> WHAT IS REQUIRED
All of the entries below are to be retyped exactly.

Web page and app entries:
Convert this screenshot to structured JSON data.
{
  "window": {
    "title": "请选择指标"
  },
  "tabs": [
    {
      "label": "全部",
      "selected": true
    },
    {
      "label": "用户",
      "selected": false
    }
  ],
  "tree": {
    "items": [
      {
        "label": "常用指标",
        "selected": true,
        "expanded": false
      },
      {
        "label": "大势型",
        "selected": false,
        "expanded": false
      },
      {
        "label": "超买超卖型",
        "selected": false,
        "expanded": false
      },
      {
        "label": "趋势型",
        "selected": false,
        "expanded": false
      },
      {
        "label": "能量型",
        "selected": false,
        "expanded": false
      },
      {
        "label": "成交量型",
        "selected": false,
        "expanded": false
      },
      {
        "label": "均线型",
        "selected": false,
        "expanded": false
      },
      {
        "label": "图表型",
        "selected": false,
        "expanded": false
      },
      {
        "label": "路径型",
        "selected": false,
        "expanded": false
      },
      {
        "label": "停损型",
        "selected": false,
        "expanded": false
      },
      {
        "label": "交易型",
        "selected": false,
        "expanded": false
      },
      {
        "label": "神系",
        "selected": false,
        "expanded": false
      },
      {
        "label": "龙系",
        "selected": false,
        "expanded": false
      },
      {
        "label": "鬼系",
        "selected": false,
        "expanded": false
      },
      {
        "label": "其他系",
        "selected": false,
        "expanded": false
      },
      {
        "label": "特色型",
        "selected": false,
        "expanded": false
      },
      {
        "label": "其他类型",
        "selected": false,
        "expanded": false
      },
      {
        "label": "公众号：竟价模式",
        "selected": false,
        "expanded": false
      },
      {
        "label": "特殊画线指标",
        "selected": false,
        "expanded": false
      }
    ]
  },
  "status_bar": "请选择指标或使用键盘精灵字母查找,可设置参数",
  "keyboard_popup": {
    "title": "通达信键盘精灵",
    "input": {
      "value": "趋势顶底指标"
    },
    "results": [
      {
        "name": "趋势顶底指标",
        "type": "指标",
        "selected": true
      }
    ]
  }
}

> EXERCISE OUTPUT
Convert this screenshot to structured JSON data.
{
  "window": {
    "title": "请选择指标"
  },
  "tabs": [
    {
      "label": "全部",
      "selected": true
    },
    {
      "label": "用户",
      "selected": false
    }
  ],
  "tree": {
    "items": [
      {
        "label": "常用指标",
        "selected": true,
        "expanded": false
      },
      {
        "label": "大势型",
        "selected": false,
        "expanded": false
      },
      {
        "label": "超买超卖型",
        "selected": false,
        "expanded": false
      },
      {
        "label": "趋势型",
        "selected": false,
        "expanded": false
      },
      {
        "label": "能量型",
        "selected": false,
        "expanded": false
      },
      {
        "label": "成交量型",
        "selected": false,
        "expanded": false
      },
      {
        "label": "均线型",
        "selected": false,
        "expanded": false
      },
      {
        "label": "图表型",
        "selected": false,
        "expanded": false
      },
      {
        "label": "路径型",
        "selected": false,
        "expanded": false
      },
      {
        "label": "停损型",
        "selected": false,
        "expanded": false
      },
      {
        "label": "交易型",
        "selected": false,
        "expanded": false
      },
      {
        "label": "神系",
        "selected": false,
        "expanded": false
      },
      {
        "label": "龙系",
        "selected": false,
        "expanded": false
      },
      {
        "label": "鬼系",
        "selected": false,
        "expanded": false
      },
      {
        "label": "其他系",
        "selected": false,
        "expanded": false
      },
      {
        "label": "特色型",
        "selected": false,
        "expanded": false
      },
      {
        "label": "其他类型",
        "selected": false,
        "expanded": false
      },
      {
        "label": "公众号：竟价模式",
        "selected": false,
        "expanded": false
      },
      {
        "label": "特殊画线指标",
        "selected": false,
        "expanded": false
      }
    ]
  },
  "status_bar": "请选择指标或使用键盘精灵字母查找,可设置参数",
  "keyboard_popup": {
    "title": "通达信键盘精灵",
    "input": {
      "value": "趋势顶底指标"
    },
    "results": [
      {
        "name": "趋势顶底指标",
        "type": "指标",
        "selected": true
      }
    ]
  }
}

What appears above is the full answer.